This little girl is wearing me out! She’s almost walking, so perhaps once that happens I won’t need to continue carrying her so much. Lately it feels like I am fighting to accomplish so many of the seeming priorities that fill lists, inboxes and calendars.
It was clearly time for a breather, so Bug and I went downtown to the House of Sweden, part of the Swedish Embassy that occupies prime real estate in Georgetown on the river. NoVa Mommy blogger friend Karrie had arranged a private visit for a group of moms and kids to experience the Zero to One installation at House of Sweden.
Zero to One is a concept meant to enforce the simple meeting between small children and adults. A way to put down the technology that makes our life simultaneously simpler and more distracted, the installation focuses on the fact that babies require quiet time to bond with their caregivers. The small room is completely white with malleable components (think pillows) made of bathing suit-like material of which some can be moved around the room, while others stretch in place from floor to ceiling. A fringe of white tassels welcomes people through the door frame. Trance-like, calm music plays. White opaque curtains filter natural light.
At first we moms were having fun calling to our kids and making a ruckus. Then a curator came in to teach us that the room is to be a quiet place where children can explore both the space and their caregivers. A safe space. A peaceful space, free of distractions. Then the room quieted down, and I could see how lovely it was to Just Be.
While cell phones are not allowed, cameras are. I tried to spend time taking pictures, and then time Just Being.
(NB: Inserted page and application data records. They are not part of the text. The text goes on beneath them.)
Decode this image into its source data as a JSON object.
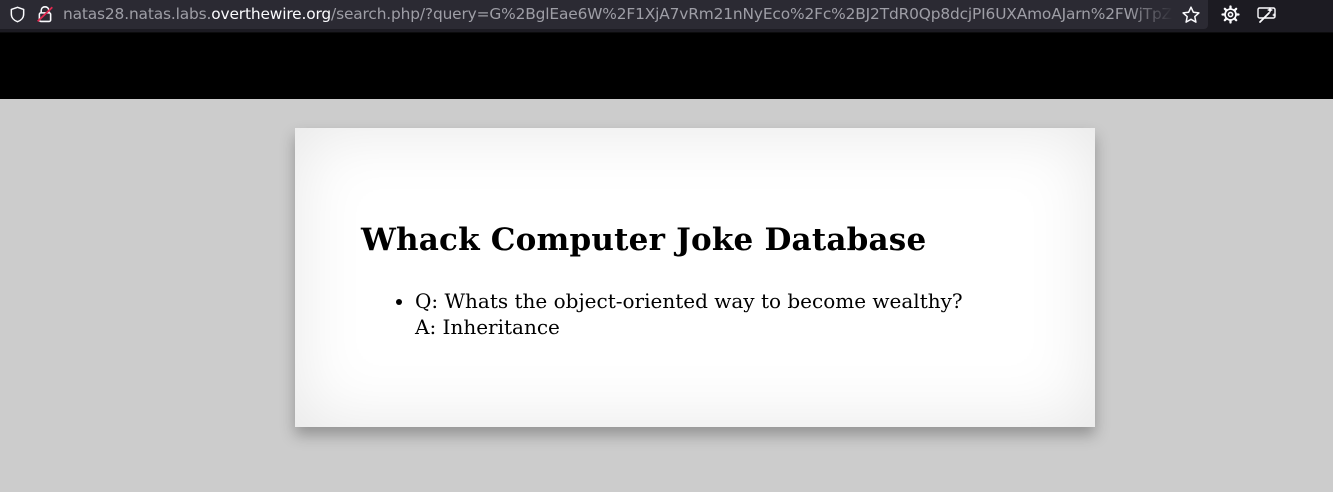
{
  "browser": {
    "url_domain_prefix": "natas28.natas.labs.",
    "url_domain_main": "overthewire.org",
    "url_path": "/search.php/?query=G%2BglEae6W%2F1XjA7vRm21nNyEco%2Fc%2BJ2TdR0Qp8dcjPI6UXAmoAJarn%2FWjTpZ",
    "icons": [
      "shield-icon",
      "lock-icon",
      "star-icon",
      "gear-icon",
      "wand-icon"
    ]
  },
  "page": {
    "title": "Whack Computer Joke Database",
    "jokes": [
      {
        "question": "Q: Whats the object-oriented way to become wealthy?",
        "answer": "A: Inheritance"
      }
    ]
  },
  "colors": {
    "toolbar": "#1c1b22",
    "urlbar": "#2b2a33",
    "top_band": "#000000",
    "page_background": "#cccccc",
    "card_background": "#ffffff"
  }
}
But photography is one way I love to relate to Ladybug, and the white setting of the room made for a spectacular surrounding. Hence, this photo essay.
The Zero to Three installation runs through April 24. This weekend on Saturday, April 2, from 11:00am to 2:00pm, House of Sweden is having a Family Fun day that includes a host of events in addition to Zero to Three. When I visited, Bug also played in the interactive play room Space for Children which is filled with children-inspired design pieces for play and living (it’s more than just Ikea furniture).
Those Swedes really have it right. Social and office policies that genuinely support work/family balance. 420 state-financed parental leave days to use in a child’s first eight years of life. Paternity leave. Furniture and interior design that maximizes human efficiency and happiness. As one of the Swedish curators that day put it, “Everyone loves their children and wants to be with them. Swedish culture reinforces that idea.”
American culture can be crushing when it comes to working, raising a family, having a social life and honoring the independent self. It is a daily struggle to marry all these facets of life into one – a constant tension that makes me wonder if it can actually be achieved in America, or if I need to flee the country to a place where social policy supports families in being healthy, happy people. I recall that the nation of Bhutan measures Gross National Happiness. Can we do better in Vienna, metro DC and America? Perhaps we can start in the quiet space of the House of Sweden, even if for a brief view into how our lives could be.